Morrison published the results of his investigation in a 1950 book, co-written by Western historian C.L. Sonnichsen, titled Alias Billy the Kid. Roberts, how­ever, died shortly after the book’s publication, and the book’s claims were imme­diately and hotly disputed, but eventually found pur­chase in the popular culture thanks in part to the release of the 1990 film Young Guns II, again featuring Emilio Estevez as Billy, in which aged narrator “Brushy Bill” recounts his various exploits as Billy the Kid.

Just when you thought there was little more to be said or written about the legend of Billy the Kid, along comes The Gospel According to Billy the Kid, the debut novel of Santa Fe author Dennis McCarthy, brother of Pulitzer Prize and National Book Award recipient Cormac McCarthy. Based in part on the Brushy Bill legend, McCarthy’s novel provides a gripping first-person account of the Lincoln County War and of Billy’s asso­ciated exploits, which include various shoot-outs, jail-breaks, and gunfights as well as the fugitive outlaw’s escape from Fort Sumner and his life in post-Billy anonymity, all of it written in a uniquely unadorned but compelling prose style.

The Lincoln County War, and Billy’s central role in its prosecution, is an important and engag­ing chapter in the history of the American West, and The Gospel According to Billy the Kid (University of New Mexico Press) brings that conflict to life in ways to which history books can only aspire. Both propul­sive and poignant, it’s a novel worth reading, from a talented new literary voice worth following in the years ahead.
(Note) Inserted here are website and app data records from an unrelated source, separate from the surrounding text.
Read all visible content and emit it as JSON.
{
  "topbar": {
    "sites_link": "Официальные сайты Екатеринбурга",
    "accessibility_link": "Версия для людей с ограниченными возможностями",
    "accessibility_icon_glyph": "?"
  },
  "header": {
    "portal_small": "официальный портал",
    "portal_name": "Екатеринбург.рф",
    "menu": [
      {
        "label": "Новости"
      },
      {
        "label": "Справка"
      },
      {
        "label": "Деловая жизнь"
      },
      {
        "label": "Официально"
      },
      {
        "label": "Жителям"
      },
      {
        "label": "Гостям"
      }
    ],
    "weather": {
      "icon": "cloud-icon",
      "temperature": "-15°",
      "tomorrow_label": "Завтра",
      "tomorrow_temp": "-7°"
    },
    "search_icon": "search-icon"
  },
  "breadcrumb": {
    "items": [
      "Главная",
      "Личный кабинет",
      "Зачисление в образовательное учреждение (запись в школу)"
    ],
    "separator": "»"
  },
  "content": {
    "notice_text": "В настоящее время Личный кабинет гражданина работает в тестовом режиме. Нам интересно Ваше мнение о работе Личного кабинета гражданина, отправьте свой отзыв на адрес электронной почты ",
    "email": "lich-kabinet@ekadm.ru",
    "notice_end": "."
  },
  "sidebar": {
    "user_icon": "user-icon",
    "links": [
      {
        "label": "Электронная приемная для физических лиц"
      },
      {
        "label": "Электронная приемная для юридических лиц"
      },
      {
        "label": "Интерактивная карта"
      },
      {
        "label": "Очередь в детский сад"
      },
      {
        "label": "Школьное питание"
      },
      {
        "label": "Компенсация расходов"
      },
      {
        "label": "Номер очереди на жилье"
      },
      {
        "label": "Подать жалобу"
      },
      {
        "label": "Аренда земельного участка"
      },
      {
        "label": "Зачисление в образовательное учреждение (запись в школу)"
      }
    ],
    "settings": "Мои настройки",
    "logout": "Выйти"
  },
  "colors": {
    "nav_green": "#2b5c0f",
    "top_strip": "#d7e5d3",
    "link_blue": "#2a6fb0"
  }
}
Chuck Greaves/C. Joseph Greaves is the author of six novels including Hard Twisted and Church of the Graveyard Saints. You can visit him at www.chuckgreaves.com.

From Prose and Cons.